The Known World is a 2003 historical novel by Edward P. Jones. Set in Virginia during the antebellum era, it examines the issues regarding the ownership of black slaves by both white and black Americans.
The book was published to widespread acclaim from literary critics, with much praise directed at its story and Jones’ prose. In particular, his ability to intertwine stories within stories received great praise from The New York Times.
The narration of The Known World is from the perspective of an omniscient figure who doesn’t voice judgment. This allows the reader to experience the story without bias.

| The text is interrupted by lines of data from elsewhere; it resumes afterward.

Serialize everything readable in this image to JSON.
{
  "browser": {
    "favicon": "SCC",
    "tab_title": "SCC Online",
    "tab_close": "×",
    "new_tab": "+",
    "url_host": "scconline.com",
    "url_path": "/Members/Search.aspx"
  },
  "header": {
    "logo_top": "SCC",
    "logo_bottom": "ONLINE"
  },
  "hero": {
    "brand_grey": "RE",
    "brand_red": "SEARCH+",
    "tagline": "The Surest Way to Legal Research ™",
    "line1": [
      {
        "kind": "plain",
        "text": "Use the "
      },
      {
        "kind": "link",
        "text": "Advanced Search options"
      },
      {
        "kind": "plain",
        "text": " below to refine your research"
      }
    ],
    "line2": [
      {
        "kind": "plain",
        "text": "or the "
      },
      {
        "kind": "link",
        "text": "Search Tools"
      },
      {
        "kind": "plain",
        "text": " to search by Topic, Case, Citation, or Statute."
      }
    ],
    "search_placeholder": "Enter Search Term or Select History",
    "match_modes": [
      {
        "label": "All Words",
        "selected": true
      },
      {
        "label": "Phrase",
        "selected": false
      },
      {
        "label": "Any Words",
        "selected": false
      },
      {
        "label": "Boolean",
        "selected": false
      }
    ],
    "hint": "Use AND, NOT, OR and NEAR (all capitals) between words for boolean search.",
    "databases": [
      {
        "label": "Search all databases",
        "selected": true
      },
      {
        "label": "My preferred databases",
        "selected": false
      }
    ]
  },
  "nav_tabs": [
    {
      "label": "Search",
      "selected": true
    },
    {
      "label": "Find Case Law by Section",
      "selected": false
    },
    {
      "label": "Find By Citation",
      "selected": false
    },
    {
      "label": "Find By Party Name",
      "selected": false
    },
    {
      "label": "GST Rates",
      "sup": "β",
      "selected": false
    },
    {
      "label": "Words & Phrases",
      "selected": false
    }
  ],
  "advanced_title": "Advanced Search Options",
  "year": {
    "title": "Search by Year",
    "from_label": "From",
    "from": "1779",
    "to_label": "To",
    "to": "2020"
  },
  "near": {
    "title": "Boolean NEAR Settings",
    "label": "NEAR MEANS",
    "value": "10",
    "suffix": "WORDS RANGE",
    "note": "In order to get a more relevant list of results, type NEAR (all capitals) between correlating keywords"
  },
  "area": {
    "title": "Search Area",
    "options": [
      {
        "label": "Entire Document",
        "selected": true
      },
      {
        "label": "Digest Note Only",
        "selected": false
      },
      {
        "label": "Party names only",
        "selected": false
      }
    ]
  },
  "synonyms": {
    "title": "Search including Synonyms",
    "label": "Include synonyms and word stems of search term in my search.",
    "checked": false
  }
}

Henry Townsend, a black farmer, bootmaker, and former slave, has a fondness for Paradise Lost and an unusual mentor — William Robbins, perhaps the most powerful man in antebellum Virginia’s Manchester County. Under Robbins’s tutelage, Henry becomes proprietor of his own plantation — as well as of his own slaves. When he dies, his widow, Caldonia, succumbs to profound grief, and things begin to fall apart at their plantation: slaves take to escaping under the cover of night, and families who had once found love beneath the weight of slavery begin to betray one another. Beyond the Townsend estate, the known world also unravels: low-paid white patrollers stand watch as slave “speculators” sell free black people into slavery, and rumors of slave rebellions set white families against slaves who have served them for years.